Cañizares has dedicated a large part of its activity in 2021 (European Year of the Railway) to promoting the use of railways, with the aim of contributing to achieving climate neutrality in 2050 established in the European Green Deal. He is one of the experts who participated in the meeting held last Thursday by the Transport Commission of the College of Industrial Engineers of Madrid (Coiim) in Valladolid, collects Ical.
The sector considers that due to its geographical location on the Peninsula, Castilla y León is a "privileged" community that hosts different railway lines of the Basic Network of European Corridors. Among them, for example, those that connect the autonomy with the northern ports (Vigo, A Coruña, Gijón and Bilbao), with Europe through France, with the peninsular east -via Miranda de Ebro- and with the centre. And also, the lines that connect with the Portuguese ports of Aveiro and Oporto (through Salamanca) or with the southwest of the Peninsula through the Vía de la Plata.
In Cañizares' opinion, "Castilla y León has the opportunity to draw up a plan to reopen these lines, which can receive European funding, in order to promote an intermodal transport model in which the railway has a leading role." In this way, he added, the Community "would assume the role that corresponds to it as the logistics power of the Iberian Peninsula, consistent with its size and strategic location."
To value the option of rail freight transport, the experts from the industrial engineering associations defend, among other initiatives, the implementation of the figure called 'Proximity Railway Operator' (OFP), which has been implemented with notable success in France and, although with some variations, also in Sweden, Germany and the United States.
The implementation of an OFP would make it possible to integrate road and rail formulas through the main logistics centers of the Community. This system would make it possible to offer a more economical and agile service for ‘last mile’ rail routes, which would use both the current rail network and lines with weak traffic or those that have been rehabilitated and are back in service.

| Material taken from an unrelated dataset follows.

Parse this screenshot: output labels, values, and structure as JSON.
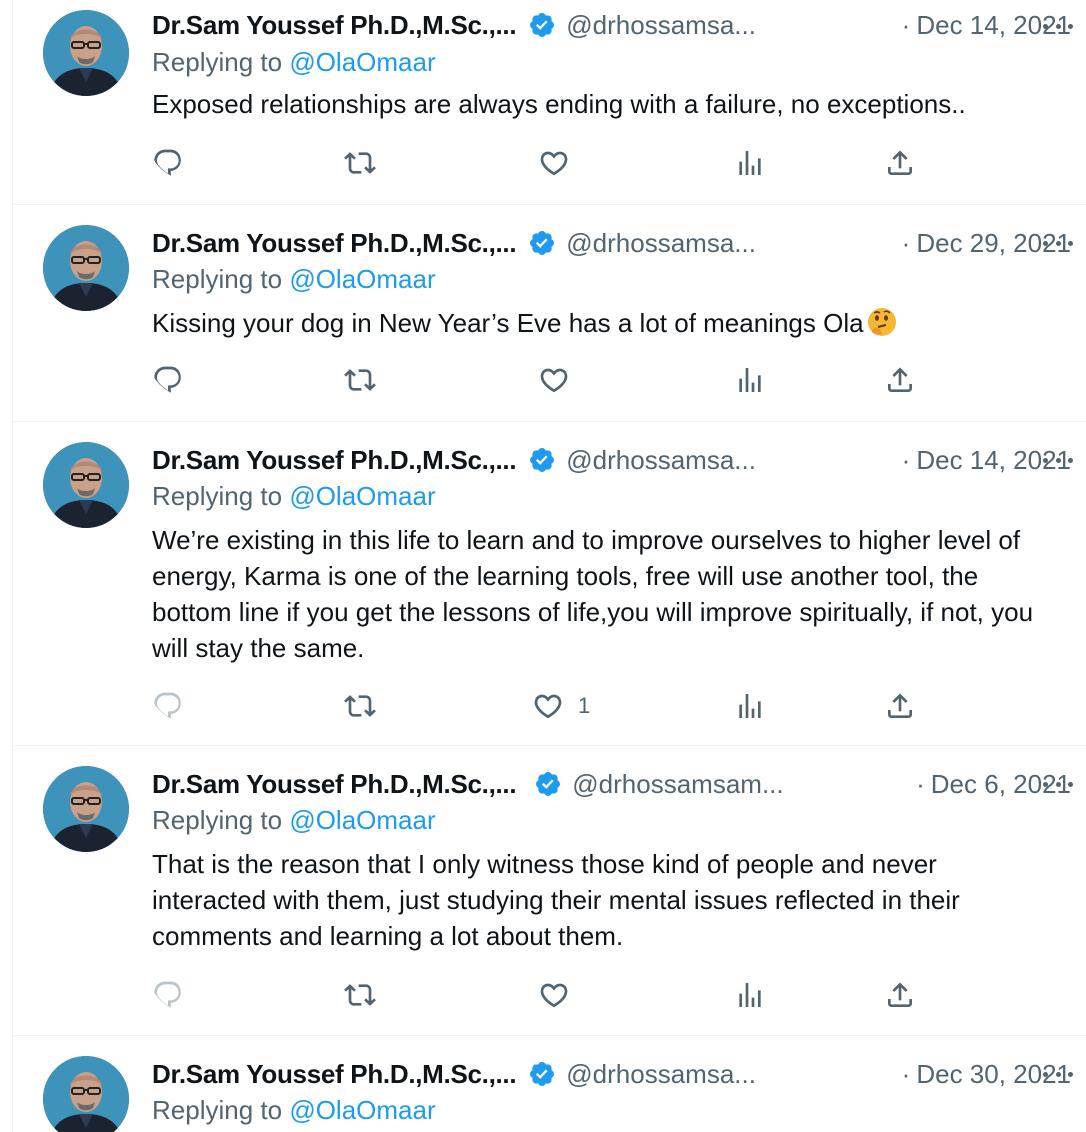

Castilla y León currently absorbs around 8% of all of Spain's road freight transport; that is, 143 million tons of the 1,800 million of the entire national territory.